On the Beach
A strange experiment. Nothing here is quite right. A fairly straightforward rocker, like “Walk On” gets a little goose from a slide guitar. “See the Sky About to Rain”, done better both by the Byrds, and Neil himself on solo piano on a very powerful bootlegged live version, is kind of anesthetized here. The rest of side one is not bad. It’s kind of funny, weird and topical. But it’s really side two that gives off the eerie glow. “On the Beach” and “Motion Pictures” are slow, quiet and hypnotic, if you give them a chance. “Ambulance Blues”, on the other hand, doesn’t care if you like it or not, and it’s one of his greatest songs. It’s late night music. Actually recorded after, but released before “Tonight’s the Night”, it’s like the hangover after a particularly nasty binge.


Most of his demon’s exorcized (but not the misogynist one), Neil reforms Crazy Horse and plays it straight, for him, anyway. I prefer “Danger Bird” to “Cortez the Killer”, which is saying something. “Barstool Blues”, “Pardon My Heart”, “Lookin’ for a Love” and “Through My Sails” are all great. As loud as it can sometimes get, it still strikes me as one of his calmest records. Was Neil in rehab? I doubt it.

 American Stars 'N Bars (Reissue)

American Stars and Bars:
Neil seems to be gathering strength here. Half a new album (“Hey Babe”) and half bits and pieces lying around “Like a Hurricane”, “Star of Bethlehem”. Only with Neil will the bits and pieces be better. The other gems are “Bite the Bullet” and the great , strange “Will to Love”.


This is one of the few triple disc sets that I could listen to all the way through. (I think it fits on two CDs though). It skimps a bit on the dark side, but makes up for it with the previously unreleased stuff (“Deep Forbidden Lake”, “Winterlong”, “Campaigner”). Plus it’s got almost all of his best songs from Buffalo Springfield.

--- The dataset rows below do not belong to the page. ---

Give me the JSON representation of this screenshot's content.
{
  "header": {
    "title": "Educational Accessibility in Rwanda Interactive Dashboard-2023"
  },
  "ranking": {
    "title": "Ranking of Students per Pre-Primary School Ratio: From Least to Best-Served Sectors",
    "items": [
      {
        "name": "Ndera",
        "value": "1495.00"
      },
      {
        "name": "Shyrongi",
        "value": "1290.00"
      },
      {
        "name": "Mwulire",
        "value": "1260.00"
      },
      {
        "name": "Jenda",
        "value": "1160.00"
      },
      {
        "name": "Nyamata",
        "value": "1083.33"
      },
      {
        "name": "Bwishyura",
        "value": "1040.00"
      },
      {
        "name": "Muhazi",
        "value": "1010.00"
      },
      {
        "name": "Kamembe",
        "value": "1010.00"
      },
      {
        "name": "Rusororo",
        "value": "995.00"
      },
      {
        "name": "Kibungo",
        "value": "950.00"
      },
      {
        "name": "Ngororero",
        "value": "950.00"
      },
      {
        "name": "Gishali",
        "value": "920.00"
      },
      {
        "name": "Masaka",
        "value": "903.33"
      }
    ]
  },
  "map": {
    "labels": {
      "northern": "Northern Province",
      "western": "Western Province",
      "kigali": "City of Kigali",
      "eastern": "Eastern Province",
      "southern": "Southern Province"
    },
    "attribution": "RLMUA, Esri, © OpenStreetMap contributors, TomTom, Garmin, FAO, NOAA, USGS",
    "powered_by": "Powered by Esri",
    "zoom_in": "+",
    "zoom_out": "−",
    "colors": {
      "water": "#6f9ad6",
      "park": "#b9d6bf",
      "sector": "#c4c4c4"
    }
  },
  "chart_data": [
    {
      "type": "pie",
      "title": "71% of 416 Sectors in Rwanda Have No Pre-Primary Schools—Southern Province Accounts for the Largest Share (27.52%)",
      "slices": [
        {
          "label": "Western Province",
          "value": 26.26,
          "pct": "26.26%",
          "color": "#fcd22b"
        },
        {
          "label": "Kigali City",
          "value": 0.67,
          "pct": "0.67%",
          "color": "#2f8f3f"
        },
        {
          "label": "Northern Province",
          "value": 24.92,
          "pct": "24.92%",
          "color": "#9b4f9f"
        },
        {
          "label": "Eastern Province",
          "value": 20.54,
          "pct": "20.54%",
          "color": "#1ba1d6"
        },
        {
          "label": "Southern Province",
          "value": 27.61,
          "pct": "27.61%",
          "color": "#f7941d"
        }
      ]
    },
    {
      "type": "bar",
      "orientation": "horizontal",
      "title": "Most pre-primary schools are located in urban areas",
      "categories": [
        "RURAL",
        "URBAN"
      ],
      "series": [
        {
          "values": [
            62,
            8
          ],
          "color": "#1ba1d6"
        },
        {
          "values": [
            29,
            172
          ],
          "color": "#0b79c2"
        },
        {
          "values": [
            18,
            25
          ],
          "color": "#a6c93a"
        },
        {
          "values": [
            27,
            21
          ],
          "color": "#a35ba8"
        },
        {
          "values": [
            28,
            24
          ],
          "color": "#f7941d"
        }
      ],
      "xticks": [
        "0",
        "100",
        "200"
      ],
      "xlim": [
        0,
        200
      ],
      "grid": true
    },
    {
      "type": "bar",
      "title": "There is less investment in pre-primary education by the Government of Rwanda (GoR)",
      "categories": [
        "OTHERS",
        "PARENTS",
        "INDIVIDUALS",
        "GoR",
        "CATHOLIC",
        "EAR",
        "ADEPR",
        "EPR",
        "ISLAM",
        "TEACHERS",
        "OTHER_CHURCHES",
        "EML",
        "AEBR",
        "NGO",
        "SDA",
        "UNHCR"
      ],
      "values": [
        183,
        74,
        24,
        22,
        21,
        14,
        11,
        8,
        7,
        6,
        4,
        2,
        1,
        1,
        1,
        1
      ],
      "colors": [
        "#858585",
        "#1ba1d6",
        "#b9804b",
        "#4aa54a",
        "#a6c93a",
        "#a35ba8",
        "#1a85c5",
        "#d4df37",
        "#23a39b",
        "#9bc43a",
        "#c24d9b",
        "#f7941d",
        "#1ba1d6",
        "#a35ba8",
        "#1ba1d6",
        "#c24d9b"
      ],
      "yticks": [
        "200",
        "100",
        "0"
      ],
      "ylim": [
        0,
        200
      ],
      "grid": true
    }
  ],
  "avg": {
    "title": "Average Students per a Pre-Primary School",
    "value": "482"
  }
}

 Comes A Time

Comes a Time:
The cover shows a smiling, older and wiser-looking Neil. You know by now that he’s been through hell, so the simple melodic beauty is breathtaking. It’s as though he’s saying You want pretty? I’ll give you pretty. I’m better at it than anyone else! And he’s right.

So it’s a happy ending, if you see “Rust Never Sleeps” as a vindication, which it is. And although the rest of his career is uneven to say the least, it's also very interesting. But we probably agree on that. My point is that you may not appreciate the above records, even though you probably own a lot of them already. So go down to the basement and get them out! I think you’ll find they are like antique furniture that may have not looked as pretty as new furniture at the time. But a lot of that other stuff is looking awfully tacky now, whereas Neil's has stood the test of time.


Anonymous said...

What about Trans? (Is that the title?)

Jaybee said...

Yeah, I love "Trans", but I was looking at a period in Neil's career where he fell off the radar. This is hard to believe now, but at the time everyone was waiting for another "Heart of Gold". Finally, by the time "Rust Never Sleeps" came out, he'd shown that he had been on the right path all along. Then he was gone again, for most of the eighties. I'll leave it to someone more dedicated than me to find the jewels in that period.